Career prospects

Did you know 13a

Many biomedical scientists work for the NHS or private sector. Their modern laboratories are the hi-tech hubs of hospitals and at the cutting edge of healthcare. But if working in a general hospital laboratory isn’t for you, there are lots of other avenues to explore including:

  • teaching
  • drug testing
  • medicine
  • blood donation
  • veterinary diagnostics
  • food safety
  • the brewing industry
  • cancer screening
  • the armed forces
  • pharmaceutical research
  • journalism
  • sales and marketing
  • government advisory
  • and many more


Alternatively, you may decide to follow a career in research, forensic science or one of the other disciplines allied to the biomedical sciences
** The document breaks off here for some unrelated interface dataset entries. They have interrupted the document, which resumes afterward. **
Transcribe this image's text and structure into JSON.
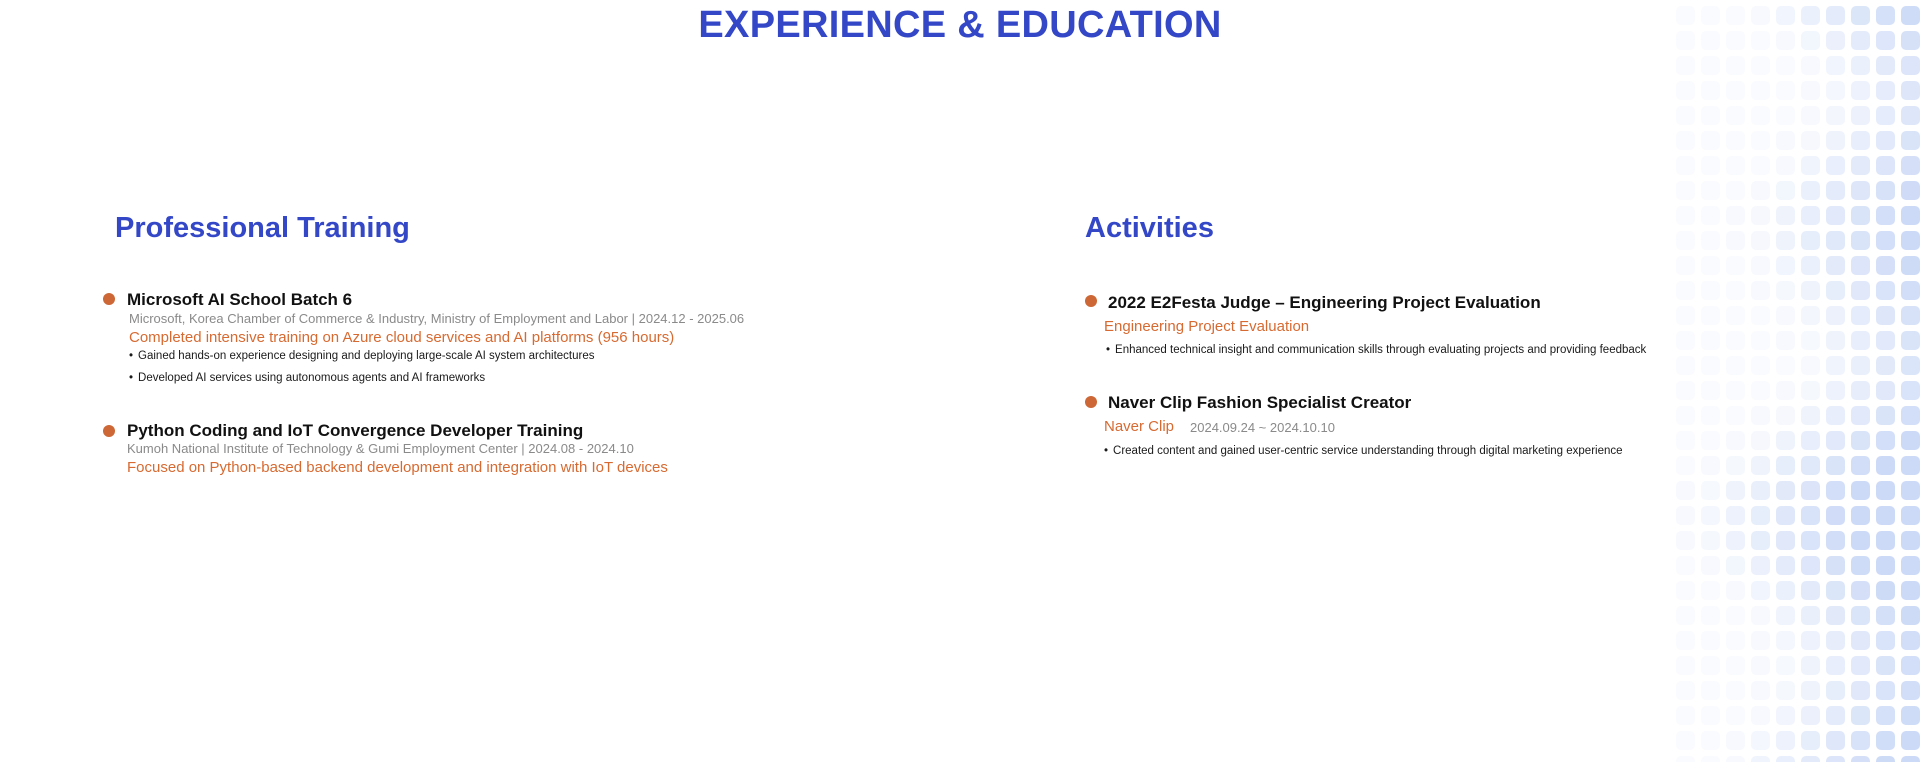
{
  "page": {
    "title": "EXPERIENCE & EDUCATION",
    "accent_color": "#3347c7",
    "highlight_color": "#d76a31",
    "dot_color": "#cd6735"
  },
  "training": {
    "heading": "Professional Training",
    "items": [
      {
        "title": "Microsoft AI School Batch 6",
        "meta": "Microsoft, Korea Chamber of Commerce & Industry, Ministry of Employment and Labor | 2024.12 - 2025.06",
        "highlight": "Completed intensive training on Azure cloud services and AI platforms (956 hours)",
        "bullets": [
          "Gained hands-on experience designing and deploying large-scale AI system architectures",
          "Developed AI services using autonomous agents and AI frameworks"
        ]
      },
      {
        "title": "Python Coding and IoT Convergence Developer Training",
        "meta": "Kumoh National Institute of Technology & Gumi Employment Center | 2024.08 - 2024.10",
        "highlight": "Focused on Python-based backend development and integration with IoT devices"
      }
    ]
  },
  "activities": {
    "heading": "Activities",
    "items": [
      {
        "title": "2022 E2Festa Judge – Engineering Project Evaluation",
        "highlight": "Engineering Project Evaluation",
        "bullets": [
          "Enhanced technical insight and communication skills through evaluating projects and providing feedback"
        ]
      },
      {
        "title": "Naver Clip Fashion Specialist Creator",
        "highlight": "Naver Clip",
        "date": "2024.09.24 ~ 2024.10.10",
        "bullets": [
          "Created content and gained user-centric service understanding through digital marketing experience"
        ]
      }
    ]
  }
}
If travelling is your thing, you can use your training and skills in healthcare posts and projects around the world. Biomedical scientists are highly sought after for international healthcare projects in hospitals, schools and universities. You may want to become involved in voluntary work in developing countries on behalf of international bodies such as the World Health Organization or the Voluntary Service Overseas.

For a varied and physically demanding career, the armed forces biomedical scientists the chance to use a variety of skills and apply them to different scenarios and settings around the world.  From setting up field hospitals to deal with the Ebola outbreak in Sierra Leone to working on a battleship off the coast of Bahrain, you’ll support medical teams across the armed forces with an essential clinical laboratory service.

Like any profession, you can get involved in professional activities where you can develop skills in media, politics, organising events and discussion groups, networking and professional representation and roles.